◆ WORK INSTRUCTIONS
Keep each line of the material that includes "reported", and leave out the rest.

━━ PROVIDED DATA ━━

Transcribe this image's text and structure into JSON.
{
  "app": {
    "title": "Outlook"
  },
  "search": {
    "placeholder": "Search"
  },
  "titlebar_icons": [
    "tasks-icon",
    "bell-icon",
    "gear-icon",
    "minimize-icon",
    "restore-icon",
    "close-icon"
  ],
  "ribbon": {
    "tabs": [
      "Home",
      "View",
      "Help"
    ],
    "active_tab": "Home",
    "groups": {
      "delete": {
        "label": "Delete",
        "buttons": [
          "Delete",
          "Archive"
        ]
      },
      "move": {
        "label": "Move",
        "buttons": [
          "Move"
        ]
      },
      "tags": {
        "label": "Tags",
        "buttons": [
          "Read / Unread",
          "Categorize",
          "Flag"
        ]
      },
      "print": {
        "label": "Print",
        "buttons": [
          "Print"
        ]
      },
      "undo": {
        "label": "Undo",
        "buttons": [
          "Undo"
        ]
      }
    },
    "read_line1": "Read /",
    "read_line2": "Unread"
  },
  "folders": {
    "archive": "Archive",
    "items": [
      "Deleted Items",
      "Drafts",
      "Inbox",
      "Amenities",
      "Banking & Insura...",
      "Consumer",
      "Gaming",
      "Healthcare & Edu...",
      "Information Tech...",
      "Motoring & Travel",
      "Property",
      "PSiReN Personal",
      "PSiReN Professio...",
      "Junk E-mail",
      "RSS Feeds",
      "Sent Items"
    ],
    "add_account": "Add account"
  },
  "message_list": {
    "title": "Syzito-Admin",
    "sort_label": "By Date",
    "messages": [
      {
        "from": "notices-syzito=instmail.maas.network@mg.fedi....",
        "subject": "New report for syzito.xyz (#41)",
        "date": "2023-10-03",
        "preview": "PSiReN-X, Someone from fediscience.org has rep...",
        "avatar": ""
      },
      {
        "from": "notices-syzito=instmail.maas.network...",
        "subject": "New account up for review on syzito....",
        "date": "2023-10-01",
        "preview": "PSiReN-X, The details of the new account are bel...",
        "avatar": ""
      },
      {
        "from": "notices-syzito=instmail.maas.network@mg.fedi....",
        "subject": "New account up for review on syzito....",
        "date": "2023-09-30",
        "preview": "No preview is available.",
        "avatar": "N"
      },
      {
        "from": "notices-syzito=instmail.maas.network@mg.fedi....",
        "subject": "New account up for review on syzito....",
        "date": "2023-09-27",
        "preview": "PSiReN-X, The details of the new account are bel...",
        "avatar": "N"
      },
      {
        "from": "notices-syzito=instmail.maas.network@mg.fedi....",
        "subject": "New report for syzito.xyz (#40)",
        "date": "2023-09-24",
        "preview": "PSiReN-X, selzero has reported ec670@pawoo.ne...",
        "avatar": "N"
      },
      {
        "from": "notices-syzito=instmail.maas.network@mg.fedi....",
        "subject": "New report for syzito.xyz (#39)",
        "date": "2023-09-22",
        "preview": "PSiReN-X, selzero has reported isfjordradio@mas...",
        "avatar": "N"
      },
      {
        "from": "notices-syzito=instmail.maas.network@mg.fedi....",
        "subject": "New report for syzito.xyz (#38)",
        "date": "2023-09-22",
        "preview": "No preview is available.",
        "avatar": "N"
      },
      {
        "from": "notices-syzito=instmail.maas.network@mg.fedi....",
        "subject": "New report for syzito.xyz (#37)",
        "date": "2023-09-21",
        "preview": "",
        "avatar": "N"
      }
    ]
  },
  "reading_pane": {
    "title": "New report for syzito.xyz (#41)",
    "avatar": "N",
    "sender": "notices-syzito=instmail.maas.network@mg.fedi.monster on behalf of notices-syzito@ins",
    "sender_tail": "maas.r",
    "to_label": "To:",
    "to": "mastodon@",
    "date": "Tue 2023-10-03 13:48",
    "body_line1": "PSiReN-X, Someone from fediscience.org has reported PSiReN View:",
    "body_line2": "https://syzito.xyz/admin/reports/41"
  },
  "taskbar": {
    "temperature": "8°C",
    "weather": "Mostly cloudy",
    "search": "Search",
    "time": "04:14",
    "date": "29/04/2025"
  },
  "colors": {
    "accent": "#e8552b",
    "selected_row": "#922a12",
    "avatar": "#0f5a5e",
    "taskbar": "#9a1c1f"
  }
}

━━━

◆ PROBLEM SOLUTION
        "preview": "PSiReN-X, selzero has reported ec670@pawoo.ne...",
        "preview": "PSiReN-X, selzero has reported isfjordradio@mas...",
    "body_line1": "PSiReN-X, Someone from fediscience.org has reported PSiReN View:",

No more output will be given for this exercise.